The Romantic Illustration Network held its opening event at the British Academy in London last Friday.

Leading and emerging scholars of eighteenth- and nineteenth- century visual culture gathered to discuss the materiality of the visual image and the printed text, in the beautiful surroundings of the British Academy’s Lee Reading Room.

RIN OpeningSusan Matthews (Roehampton) welcomed attendees, and used the OED’s definition of ‘illustration’ to suggest that the term itself is odder than we have come to believe it is. She pointed out that in the early nineteenth-century the word was used regularly in both its visual and its verbal senses, and proposed that the world of book illustration is one which is less straightforward than one might initially think.

This theme of the inter-relation of text and image in the illustrated book was picked up by William St Clair (IES, London) in his paper ‘Towards a Political Economy of Book Illustration’, c. 1800-1820. St Clair showed us how a focus on literature and art as material transactions can move us away from notions of ‘cultural emanation’ or ‘influence’, if we ask questions such ‘who had access to which texts at which time?’ and ‘how did images get from producer to consumer?’. He argued that expected demand, rather than supply, drove the publishers’ offerings of illustrated books.

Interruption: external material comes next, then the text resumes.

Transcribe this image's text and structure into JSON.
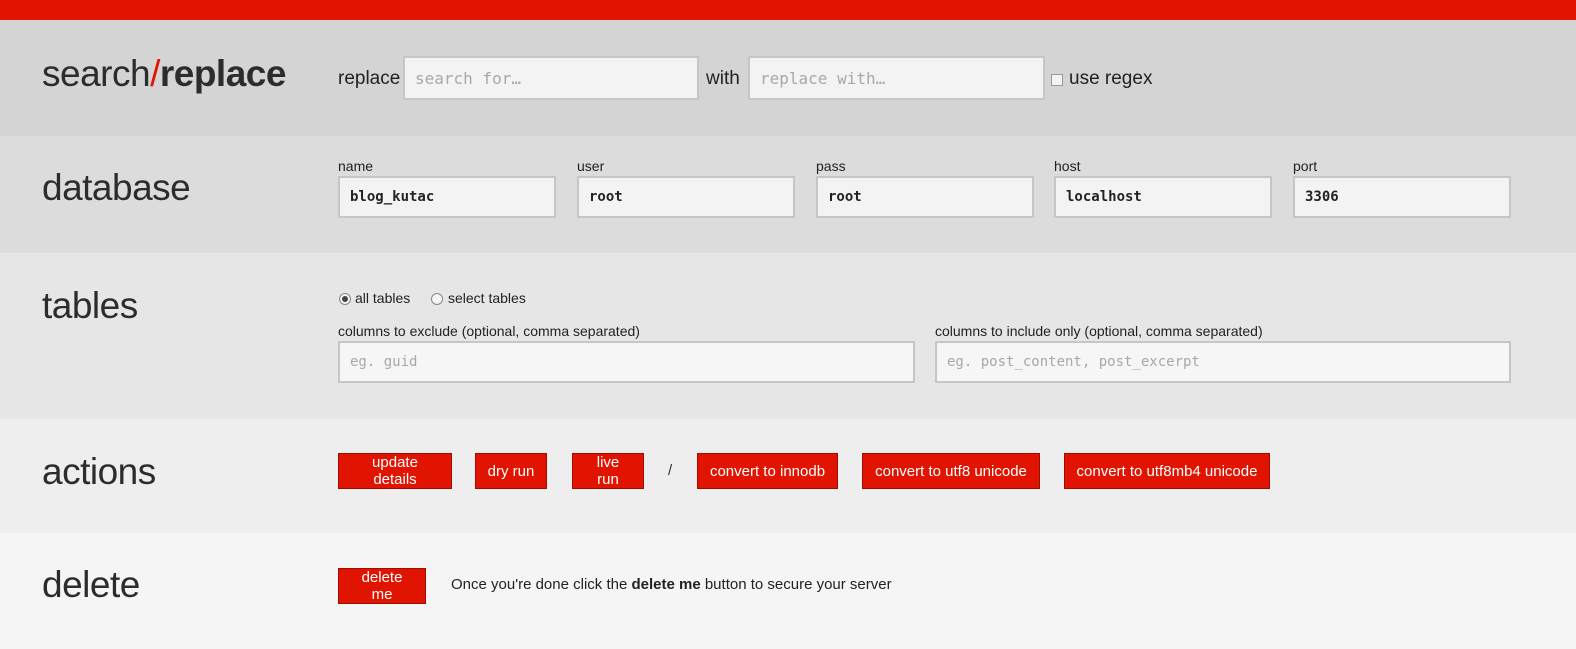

St Clair brought items from his own collection to display as a mini exhibition during the symposium.

Brian Maidment (Liverpool John Moores) took us into the next part of the century; he surveyed ‘Comic Illustration in the Marketplace 1820-40’ through a close reading of a series of comic caricatures, prints, and illustrations. He emphasised that the Victorians did not invent the serialised illustrated magazine, and that examples from the 1820s and 1830s are under-researched and understood. He also discussed questions of the democratic nature of popular serial culture, and made the point that any discussion of visual radicalism needs to recognise the willingness of artists such as Robert Seymour to work in multiple kinds of publications for money.

RIN DelegatesMoving into the Victorian period and digital materiality, Anthony Mandal, Julia Thomas, Nicky Lloyd, and Michael Goodman from Cardiff’s ‘Centre for Editorial and Intertextual Research’ presented three digital resources: the Database of Mid-Victorian Illustration (http://www.dmvi.org.uk/), the Victorian Illustrated Shakespeare Archive (under construction), and Lost Visions; Retrieving the Visual Element of Printed Books from the Nineteenth Century(http://cardiffbookhistory.wordpress.com/2014/02/09/lost-visions/). Together these papers demonstrated how practical and theoretical considerations must be tackled in tandem on such digital projects, and how online academic resources can be rigorous and scholarly as well as accessible.

The symposium closed with an open discussion which drew together various different strands from across the day, and also pointed towards profitable new lines of inquiry, before we all headed for a sociable drink nearby. Apart from the lively buzz at the event itself, if such Network-building events are to be judged by the resources shared and the connections made, then RIN has got off to a productive and promising start.

– Mary L. Shannon (Roehampton)